The prospect of redemption is a hope dashed time after time, so it is worth celebrating when someone lives a redeemed life after a life of crime — and a decade in a federal penitentiary. That was the life of Rocky K. Brown Sr., who died Aug. 8 in Baltimore at 68. His stature in the community is clearly evidenced by two murals in East Baltimore’s Bocek neighborhood, which he helped transform after his stint in prison. A dramatic, two-story mural adorns the side of a rowhouse just off Monument Street, the major east-west thoroughfare bisecting the neighborhood. Brown’s likeness stares intently into the distance as a lion looms over his shoulder. The mural was created in 2018 by artists Elise Victoria and Justin Nethercut of the Baltimore-based Arts & Parks organization. The pair painted a similar image of Brown’s sister, Maxine Lynch, on a rowhouse at the other end of the block.

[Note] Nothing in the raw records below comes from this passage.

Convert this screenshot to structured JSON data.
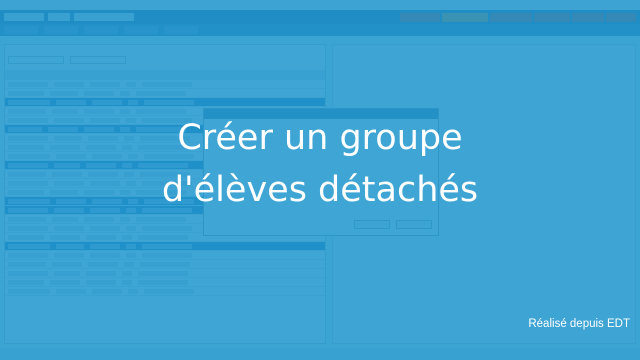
{
  "title": {
    "line1": "Créer un groupe",
    "line2": "d'élèves détachés"
  },
  "credit": "Réalisé depuis EDT",
  "colors": {
    "overlay": "#1e96cd",
    "text": "#ffffff"
  }
}
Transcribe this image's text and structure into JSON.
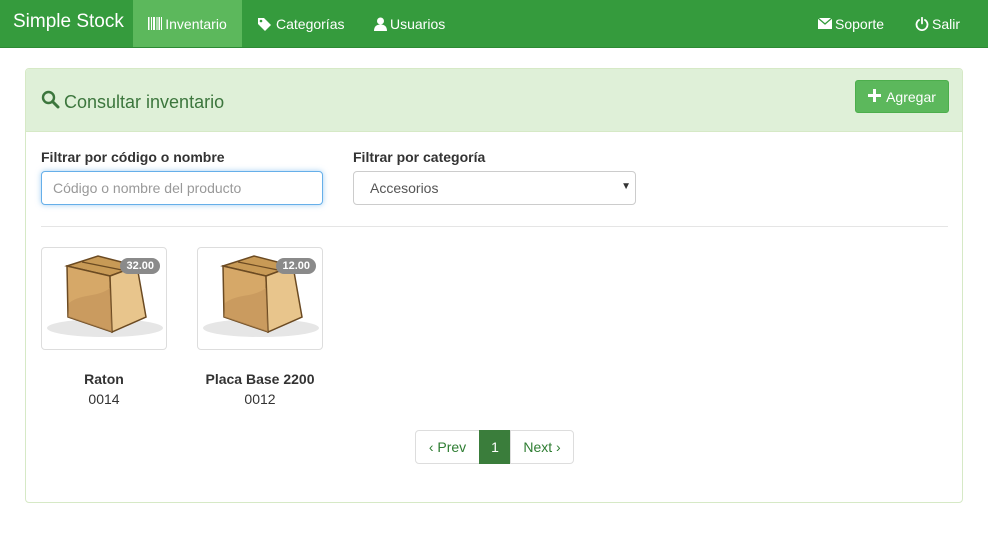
{
  "navbar": {
    "brand": "Simple Stock",
    "items": [
      {
        "label": "Inventario",
        "icon": "barcode-icon"
      },
      {
        "label": "Categorías",
        "icon": "tags-icon"
      },
      {
        "label": "Usuarios",
        "icon": "user-icon"
      }
    ],
    "right": [
      {
        "label": "Soporte",
        "icon": "envelope-icon"
      },
      {
        "label": "Salir",
        "icon": "power-icon"
      }
    ]
  },
  "panel": {
    "title": "Consultar inventario",
    "add_button": "Agregar"
  },
  "filters": {
    "search_label": "Filtrar por código o nombre",
    "search_placeholder": "Código o nombre del producto",
    "search_value": "",
    "category_label": "Filtrar por categoría",
    "category_selected": "Accesorios"
  },
  "products": [
    {
      "name": "Raton",
      "code": "0014",
      "price": "32.00"
    },
    {
      "name": "Placa Base 2200",
      "code": "0012",
      "price": "12.00"
    }
  ],
  "pagination": {
    "prev": "‹ Prev",
    "current": "1",
    "next": "Next ›"
  },
  "colors": {
    "navbar": "#359b3d",
    "navbar_active": "#5cb85c",
    "panel_heading": "#dff0d8",
    "title_text": "#3c763d",
    "success_button": "#5cb85c",
    "badge": "#8a8a8a",
    "page_active": "#3a7d3b"
  }
}
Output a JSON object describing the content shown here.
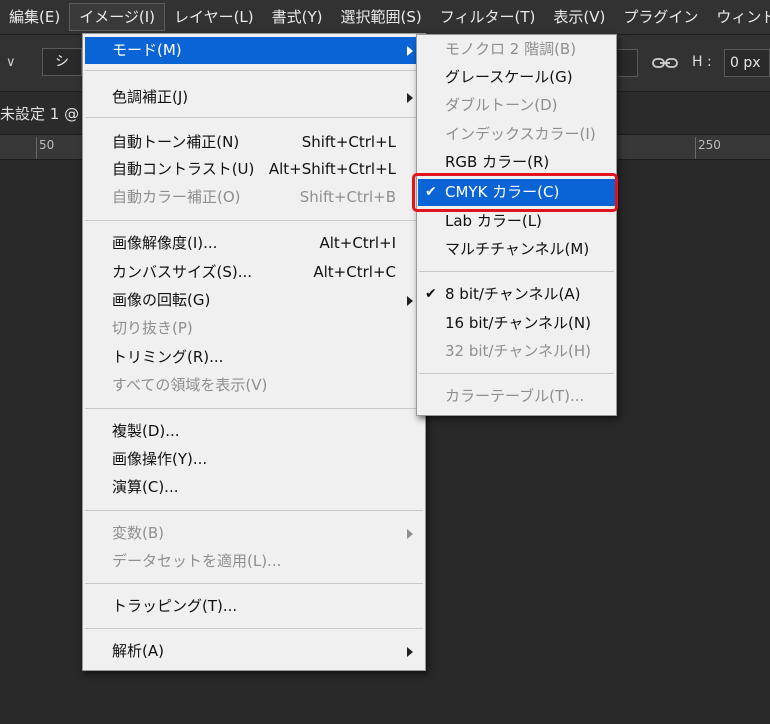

Karel: Crime, punishment and redemption in a tough Baltimore neighborhood
October 5, 2022